Leafletting or littering? That was the question before the 6th U.S. Circuit Court of Appeals when it ruled May 6 that a Kentucky city could prohibit individuals from placing leaflets on cars without the owners’ consent.
In 1952, the city of Catlettsburg, Ky., passed the following ordinance:
“It shall be unlawful for any person to place or deposit or in any manner to affix or cause to be placed or deposited or affixed to any automobile or other vehicle or other automotive vehicle, any handbill, sign, poster, advertisement, or notice of any kind whatsoever, unless he be the owner thereof, or without first having secured in writing the consent of the owner thereof.”
The ordinance provides that violators be fined up to $500. Leonard Jobe, the head of the local American Legion post, apparently was unaware of the law when in 2002 he placed leaflets on car windshields on a public street. After he was fined and had paid the $500, he challenged the law.

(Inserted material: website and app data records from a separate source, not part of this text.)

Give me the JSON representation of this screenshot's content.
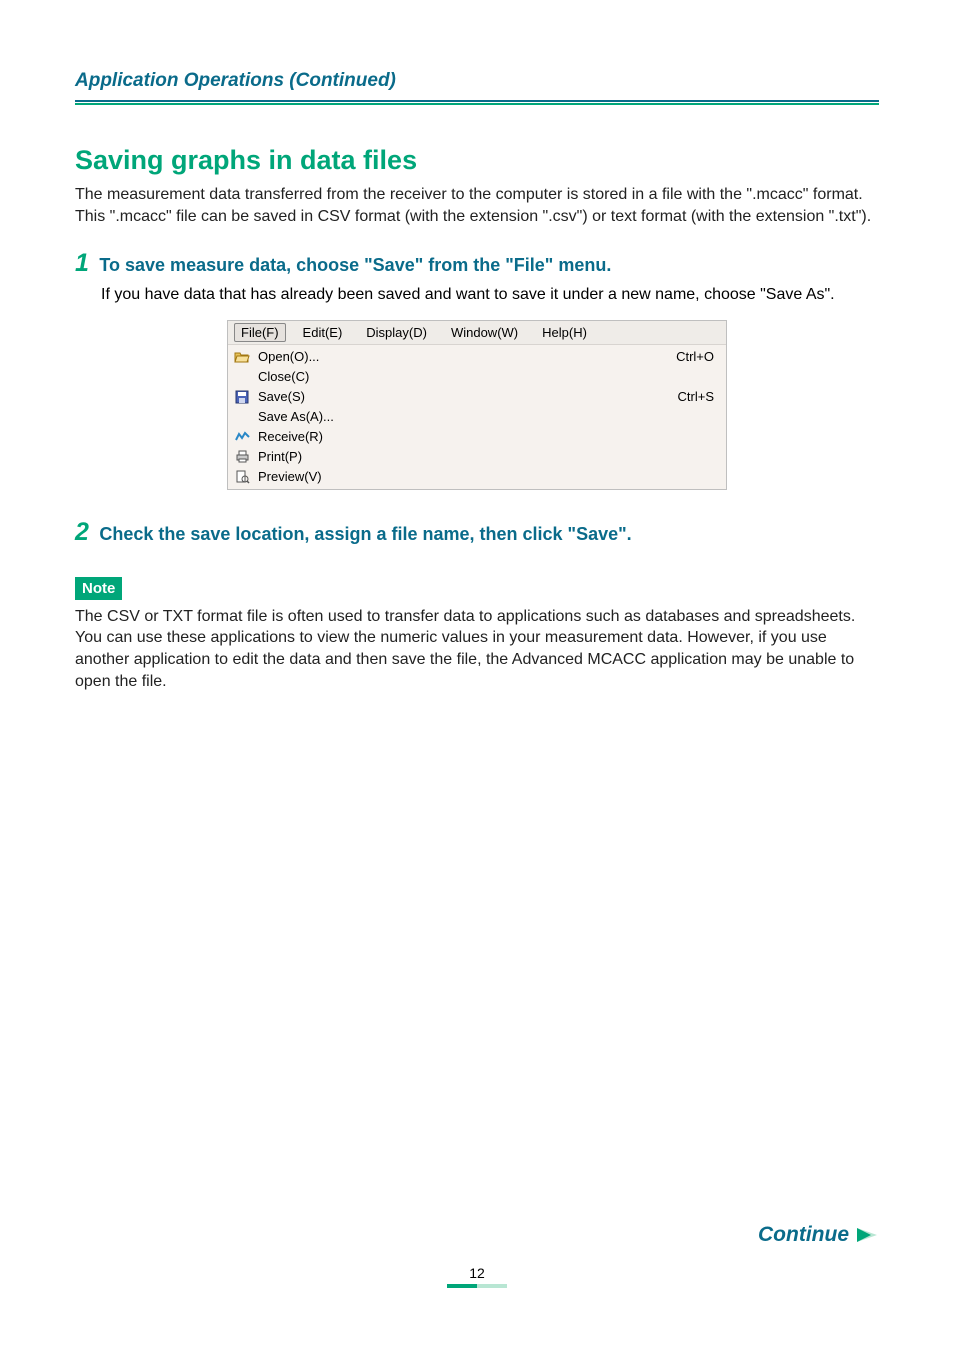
{
  "header": {
    "title": "Application Operations (Continued)"
  },
  "section": {
    "title": "Saving graphs in data files",
    "intro": "The measurement data transferred from the receiver to the computer is stored in a file with the \".mcacc\" format. This \".mcacc\" file can be saved in CSV format (with the extension \".csv\") or text format (with the extension \".txt\")."
  },
  "steps": [
    {
      "num": "1",
      "heading": "To save measure data, choose \"Save\" from the \"File\" menu.",
      "body": "If you have data that has already been saved and want to save it under a new name, choose \"Save As\"."
    },
    {
      "num": "2",
      "heading": "Check the save location, assign a file name, then click \"Save\".",
      "body": ""
    }
  ],
  "menu": {
    "bar": [
      {
        "label": "File(F)",
        "active": true
      },
      {
        "label": "Edit(E)",
        "active": false
      },
      {
        "label": "Display(D)",
        "active": false
      },
      {
        "label": "Window(W)",
        "active": false
      },
      {
        "label": "Help(H)",
        "active": false
      }
    ],
    "items": [
      {
        "icon": "folder-open-icon",
        "label": "Open(O)...",
        "shortcut": "Ctrl+O"
      },
      {
        "icon": "",
        "label": "Close(C)",
        "shortcut": ""
      },
      {
        "icon": "save-icon",
        "label": "Save(S)",
        "shortcut": "Ctrl+S"
      },
      {
        "icon": "",
        "label": "Save As(A)...",
        "shortcut": ""
      },
      {
        "icon": "receive-icon",
        "label": "Receive(R)",
        "shortcut": ""
      },
      {
        "icon": "printer-icon",
        "label": "Print(P)",
        "shortcut": ""
      },
      {
        "icon": "page-magnifier-icon",
        "label": "Preview(V)",
        "shortcut": ""
      }
    ]
  },
  "note": {
    "badge": "Note",
    "text": "The CSV or TXT format file is often used to transfer data to applications such as databases and spreadsheets. You can use these applications to view the numeric values in your measurement data. However, if you use another application to edit the data and then save the file, the Advanced MCACC application may be unable to open the file."
  },
  "footer": {
    "continue": "Continue",
    "pagenum": "12"
  }
}
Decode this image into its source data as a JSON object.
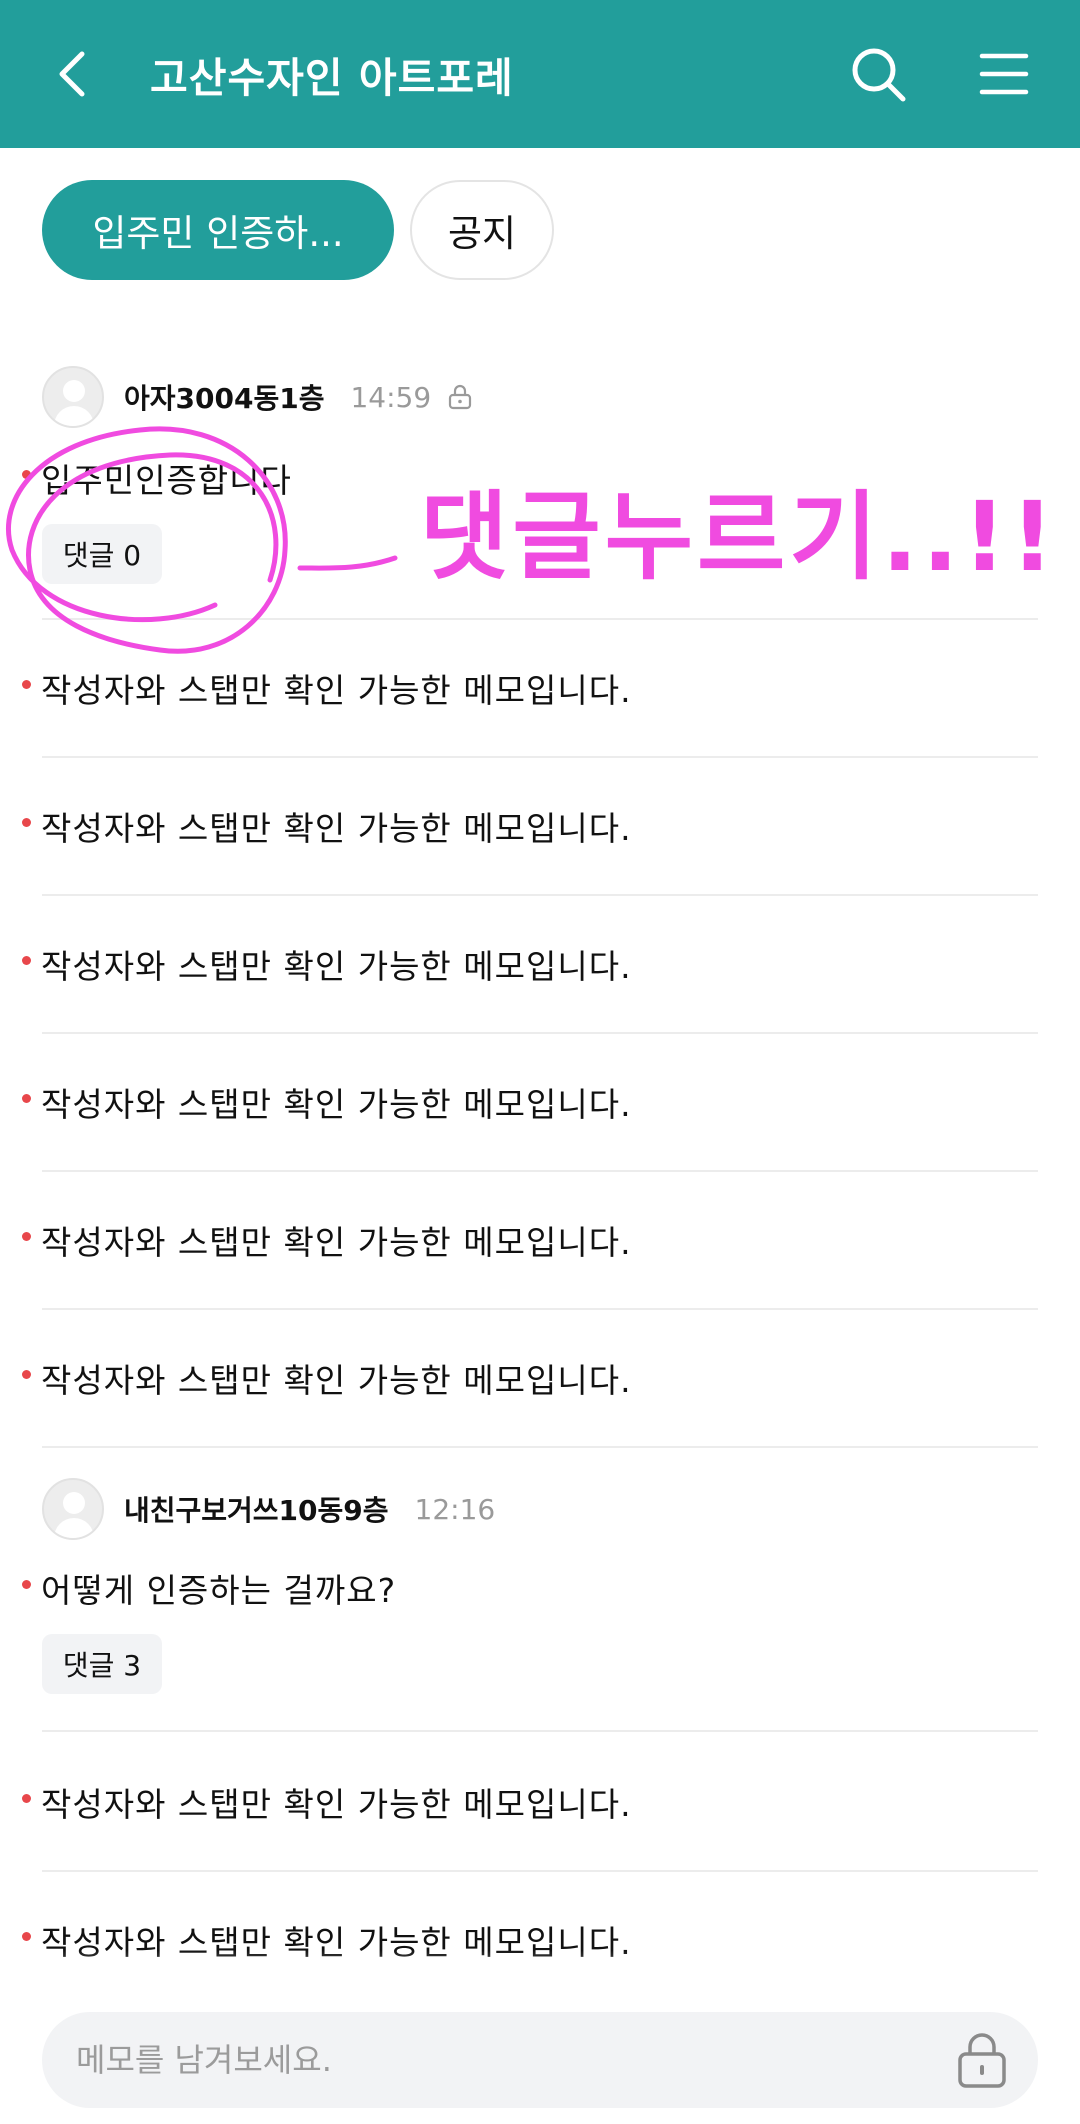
{
  "header": {
    "title": "고산수자인 아트포레",
    "bg_color": "#229e9b"
  },
  "chips": [
    {
      "label": "입주민 인증하...",
      "active": true
    },
    {
      "label": "공지",
      "active": false
    }
  ],
  "posts": [
    {
      "author": "아자3004동1층",
      "time": "14:59",
      "private": true,
      "text": "입주민인증합니다",
      "comment_label": "댓글 0"
    },
    {
      "author": "내친구보거쓰10동9층",
      "time": "12:16",
      "private": false,
      "text": "어떻게 인증하는 걸까요?",
      "comment_label": "댓글 3"
    }
  ],
  "private_memo": "작성자와 스탭만 확인 가능한 메모입니다.",
  "annotation": {
    "text": "댓글누르기..!!",
    "color": "#f04be0"
  },
  "memo_input": {
    "placeholder": "메모를 남겨보세요."
  },
  "icons": {
    "back": "chevron-left-icon",
    "search": "search-icon",
    "menu": "hamburger-menu-icon",
    "lock": "lock-icon"
  },
  "colors": {
    "accent": "#229e9b",
    "dot": "#e8474b",
    "annotation": "#f04be0"
  }
}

Jobe sued in federal court, arguing the law violated the First Amendment by banning a time-honored method of communication (leafleting) on public property. He contended that leafleting cannot constitutionally be barred on public streets.
The city countered that the law was a legitimate time, place and manner restriction on free speech that was also content-neutral. In First Amendment jargon, a law is content-neutral if it applies without regard to the message of the expression. A time, place and manner restriction does not regulate or ban speech on a content basis but rather limits when and where the speech takes place, to prevent public annoyance and inconvenience.
The city also contended that a parked car is not a public forum, or an area where First Amendment protections are heightened. A federal district court upheld the ordinance as a valid time, place and manner restriction on speech.
On appeal, a three-judge panel of the 6th U.S. Circuit Court of Appeals affirmed the lower court and upheld the law in Jobe v. City of Catlettsburg.
The 6th Circuit panel relied on the U.S. Supreme Court’s 1984 decision in Members of the City Council of Los Angeles v. Taxpayers for Vincent, in which the high court rejected a challenge to a ban on placing signs on public utility poles.
“If the public forum doctrine does not apply to public items (e.g., utility poles) permanently located on public streets and sidewalks, it assuredly does not apply to private cars temporarily parked on public streets,” the court wrote.
The appeals court also noted that the law was content-neutral in that it didn’t discriminate against leaflets with certain messages. Rather, it applied across the board to all leaflets to further the state’s interests in prohibiting litter and visual blight. The panel also recognized the city’s interest in protecting individuals’ interest in “having their private property left alone.”
One state (New York) and at least 38 other cities have similar bans, the appeals court pointed out in its opinion.
In fact, the court characterized Jobe’s conduct as littering rather than leafleting. “Unlike traditional leafleting, the recipient of an advertisement or other pamphlet on a car windshield has no choice in peeling it off the windshield after a rain shower,” the court wrote. “Unlike a telephone, a mailbox, a computer or the well-trodden path to the front door, the windshield wiper does not exist, formally or informally, to encourage communication.”
The 6th Circuit panel acknowledged that its decision conflicted with the 1999 8th Circuit decision Krantz v. City of Fort Smith. In Krantz, the 8th Circuit upheld a church’s challenge of a similar leafleting ban, ruling that the law was not narrowly tailored.
The 6th Circuit criticized the Krantz decision for determining that the leafleting in question was not littering and for not properly considering the U.S. Supreme Court’s decision in Taxpayers for Vincent.
“While Krantz perhaps makes the best case for invalidating an ordinance like this one now, it is not an analysis that we can accept,” the 6th Circuit panel wrote.
Matthew J. Wixsom, the attorney who represented the city, praised the 6th Circuit’s decision for coming to the “proper constitutional conclusions.”
He emphasized that the ordinance does allow car owners to grant permission for handbills by placing a sign in their car. He also said there was “absolutely no content discrimination in the ordinance” because it applied to all handbills.
“Windshields have never been a form of communication and, just as there is no constitutional right to force a leaflet into someone’s pocket, there also is no constitutional right to force your ideas on someone else,” Wixsom said.
The split between the 6th and 8th Circuits means that this issue might need to be resolved one day by the U.S. Supreme Court.